Republican candidates generally agree that the federal workforce is overpaid when compared to private sector employees. Much of those criticisms originate with GOP lawmakers who raised the issue during the 2010 midterm elections.
Last week we highlighted Mitt Romney’s ideas on fiscal policy, a series of proposals focused primarily on entitlement reform and balancing the federal budget. But he earned cheers at Friday’s Americans for Prosperity conference when he singled out the federal workforce as a target of his proposed spending cuts.
“Since President Obama took office, the number of federal workers that make over $150,000 a year has more than doubled,” Romney said. “I insist that we limit the salaries and benefits of public workers to those which exist in the private sector. Public servants shouldn’t get a better deal than the taxpayers they work for. And by linking government pay with private-sector pay, we will save as much as $47 billion a year.”
So from where are Romney and other GOP candidates drawing their ideas on this issue? Much of it stems from a 2010 Heritage Foundation study by James Sherk, a fiscal policy analyst who argues that the total compensation of federal employees — salary, plus health and retirement benefits — is between 30 and 40 percent higher than identical positions in the private sector.
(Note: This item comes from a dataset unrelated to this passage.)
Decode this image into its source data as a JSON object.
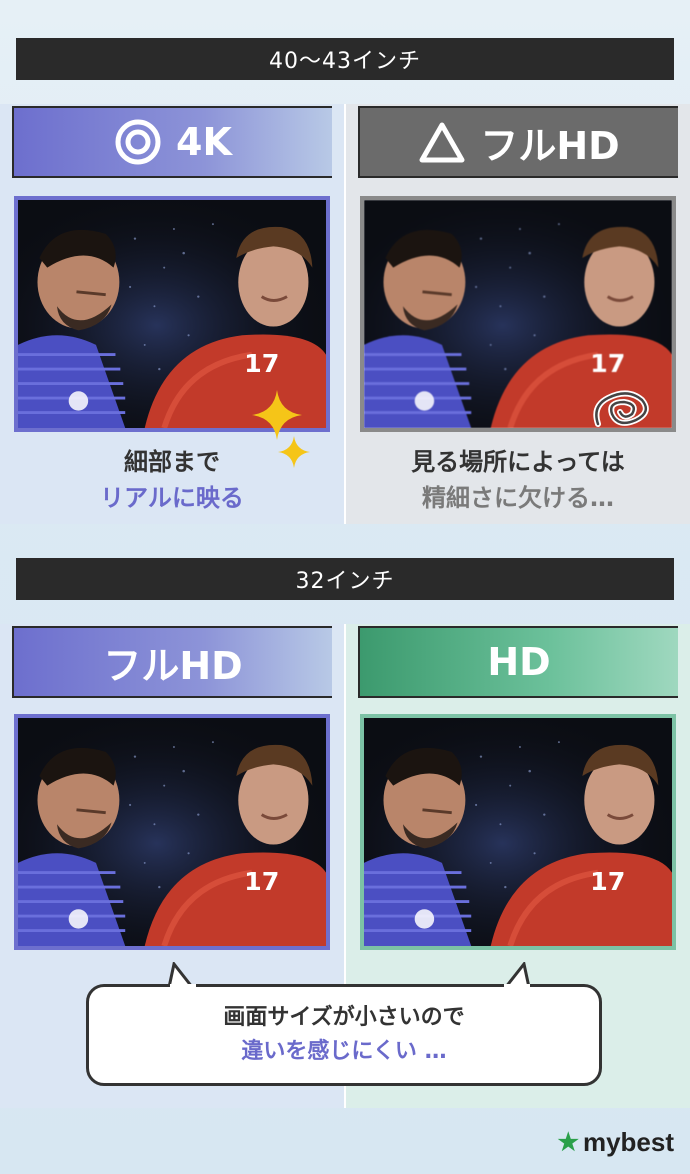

What’s key in Sherk’s nuanced analysis is that he confronts several factors often cited by federal labor unions and supportive Democratic lawmakers when defending the pay and benefits of federal workers. For instance, the report notes that the federal workforce is older, thus more experienced, and, on average, better educated than the broader private sector. In many cases, the higher level of education is necessary in order to hold certain government positions, including scientists, doctors, lawyers and astronauts, to name a few, he says.
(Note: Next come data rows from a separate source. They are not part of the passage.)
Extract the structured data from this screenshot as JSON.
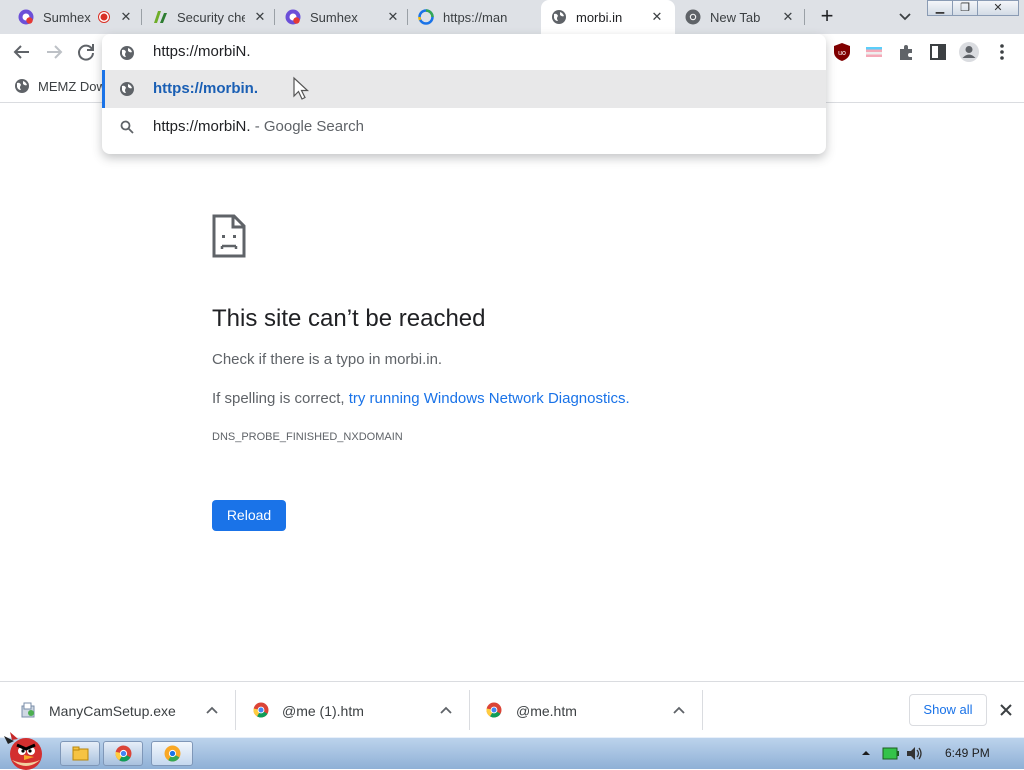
{
  "tabs": [
    {
      "title": "Sumhex",
      "icon": "sumhex-icon",
      "recording": true
    },
    {
      "title": "Security che",
      "icon": "security-check-icon"
    },
    {
      "title": "Sumhex",
      "icon": "sumhex-icon"
    },
    {
      "title": "https://man",
      "icon": "loading-spinner-icon"
    },
    {
      "title": "morbi.in",
      "icon": "globe-icon",
      "active": true
    },
    {
      "title": "New Tab",
      "icon": "chrome-icon"
    }
  ],
  "toolbar": {
    "address_value": "https://morbiN."
  },
  "bookmarks": [
    {
      "label": "MEMZ Dow",
      "icon": "globe-icon"
    }
  ],
  "omnibox": {
    "suggestions": [
      {
        "text": "https://morbin.",
        "suffix": "",
        "icon": "globe-icon",
        "selected": true
      },
      {
        "text": "https://morbiN.",
        "suffix": " - Google Search",
        "icon": "search-icon"
      }
    ]
  },
  "error": {
    "title": "This site can’t be reached",
    "typo_line": "Check if there is a typo in morbi.in.",
    "spelling_prefix": "If spelling is correct, ",
    "diagnostics_link": "try running Windows Network Diagnostics",
    "spelling_suffix": ".",
    "code": "DNS_PROBE_FINISHED_NXDOMAIN",
    "reload_label": "Reload"
  },
  "downloads": [
    {
      "name": "ManyCamSetup.exe",
      "icon": "installer-icon"
    },
    {
      "name": "@me (1).htm",
      "icon": "chrome-icon"
    },
    {
      "name": "@me.htm",
      "icon": "chrome-icon"
    }
  ],
  "shelf": {
    "show_all_label": "Show all"
  },
  "taskbar": {
    "time": "6:49 PM"
  },
  "colors": {
    "accent": "#1a73e8",
    "tabstrip": "#dee1e6",
    "taskbar": "#a8c4e4"
  }
}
But a higher-experienced federal workforce shouldn’t justify the beter pay, Sherk writes. Much of that higher pay comes from the government’s generous benefits systems — which includes paid vacations and leave, a good health-care and retirement package, and, at some agencies, reimbursement for student loans.
Instead of enacting across-the-board pay cuts to pare down federal spending, Sherk proposes reestablishing a pay-for-performance system across the government.
Across the board pay cuts “would unfairly penalize the federal workers who earn market wages,” Sherk writes. But a new performance-based system and market-based pay scales based on labor demand, coupled with cuts to federal benefits “would not solve the country’s fiscal problems, but would be a solid — and fair — step toward a more responsible fiscal policy. The federal government should not overtax the general public to provide significantly above-average pay and benefits to those who work in the civil service.”
Romney used a similar line in his speech Friday: “The American people are increasingly working to support the government. It ought to be the other way around.”
Read Sherk’s report for yourself, and, as always, we eagerly welcome your thoughtful comments in the space below.
But keep in mind a few factors as Republicans continue discussing this issue on the campaign trail and on Capitol Hill.
First, recall that most of the federal workforce’s growth in the last decade has occurred at four departments — Defense, Justice, Veterans Affairs and Homeland Security — four departments tied to the wars in Iraq and Afghanistan and the country’s intensified response to terrorism. Republicans overwhelmingly backed the wars and pushed for more spending on national security. Those four departments also employ thousands of experienced, highly-specialized employees — intelligence analysts, medical surgeons, lawyers — and law enforcement officers, many of whom could have worked elsewhere but in some cases may have been drawn to federal work because of the pay and benefits.
Also keep in mind two developments that emerged Friday around the same time that Romney spoke: First, new monthly employment statistics showed that local and state governments trimmed another 24,000 workers from payrolls in October. At the federal level, dozens of agencies are also offering thousands of workers buyouts, laying them off or using attrition to address tightening budgets.
And amid the criticism of federal salaries and benefits, the Bureau of Labor Statistics reported Friday that on average federal workers are now underpaid by 26.3 percent when compared with similar non-federal jobs. The “pay gap” between federal and private-sector workers increased by about 2 percentage points over the last year as federal salary rates were frozen.
The debate over the size and scope of the federal government is likely to continue through the primary season. We’ll continue highlighting the information and arguments as they emerge. And here’s hoping that a similar — ideally thoughtful and studied — debate on the issue eventually emerges during the general election as well.
Follow Ed O’Keefe on Twitter: @edatpost